The purpose of melting is to be a phase change from solid to liquid, to organize the material for further processing (e.g., for fats, processed cheese) or to recover the molten fraction (i.e., in fat recovery).
Field of Application
The main applications of melting in the food industry are in chocolate molding, the production of processed cheese, the processing of oils and fats and the recovery of animal fat from meat residues.
Techniques, methods and equipment
Proccessing kettles are used for melting. These can be operated either batch-wise or continuously. Heating may be carried out by direct steam injection or indirectly by steam jackets. Processing kettles are available in various sizes and shapes. In continuous processing, scraped surface heat exchangers are applied. Som typical examples of melting processes are described below:
a) Melting in the production of processed cheese
Milled cheese and other ingredients are put into a processing kettle and heated to a temperatur normally not less than 75°C to ensure a complete pasteurisation of the processed cheese. Agitation durig processing is important for a complete emulsification of the processed cheese. The temperatur and duration of the process depends on the type of processed cheese aimed for and the nature of the raw cheese.
b) Melting to recover fat from meat residues
To recover fat from meat residues two process methods are used: wet melting or dry melting. In the wet melting process, the raw material is heated in the process kettle by direct steam injection to a temperature of about 90°C. This results in a watery phase and a fat containing phase. The phases are separated by decantation and centrifugation.

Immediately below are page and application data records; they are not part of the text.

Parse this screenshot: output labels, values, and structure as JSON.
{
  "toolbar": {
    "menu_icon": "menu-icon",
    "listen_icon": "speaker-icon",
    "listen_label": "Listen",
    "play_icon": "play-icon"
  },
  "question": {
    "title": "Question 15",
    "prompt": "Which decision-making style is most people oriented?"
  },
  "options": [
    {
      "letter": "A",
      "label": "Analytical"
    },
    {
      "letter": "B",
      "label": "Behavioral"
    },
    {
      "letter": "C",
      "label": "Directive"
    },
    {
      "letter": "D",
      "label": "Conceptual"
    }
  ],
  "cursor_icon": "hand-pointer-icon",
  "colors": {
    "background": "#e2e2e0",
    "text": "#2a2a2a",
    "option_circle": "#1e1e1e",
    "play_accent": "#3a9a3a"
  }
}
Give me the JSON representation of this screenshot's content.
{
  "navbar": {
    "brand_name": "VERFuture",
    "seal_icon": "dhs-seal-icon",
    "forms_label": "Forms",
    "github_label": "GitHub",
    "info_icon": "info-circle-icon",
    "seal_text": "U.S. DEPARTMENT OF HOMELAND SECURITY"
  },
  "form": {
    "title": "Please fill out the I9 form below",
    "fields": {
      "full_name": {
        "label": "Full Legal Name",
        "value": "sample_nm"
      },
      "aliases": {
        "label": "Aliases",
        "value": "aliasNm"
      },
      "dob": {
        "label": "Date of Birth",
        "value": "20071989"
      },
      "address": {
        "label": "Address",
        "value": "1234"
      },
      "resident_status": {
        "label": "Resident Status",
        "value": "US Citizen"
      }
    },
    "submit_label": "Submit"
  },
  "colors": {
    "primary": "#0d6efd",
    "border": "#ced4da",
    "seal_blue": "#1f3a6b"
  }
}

In the dry melting process, the raw material is indirectly heated in the processing kettle (a kettle with a steam jacket). All the water which evaporates is removed from the kettle (under vacuum). The liquid phase (molten fat) and dry phase (fat free meat residue) are separated by decantation.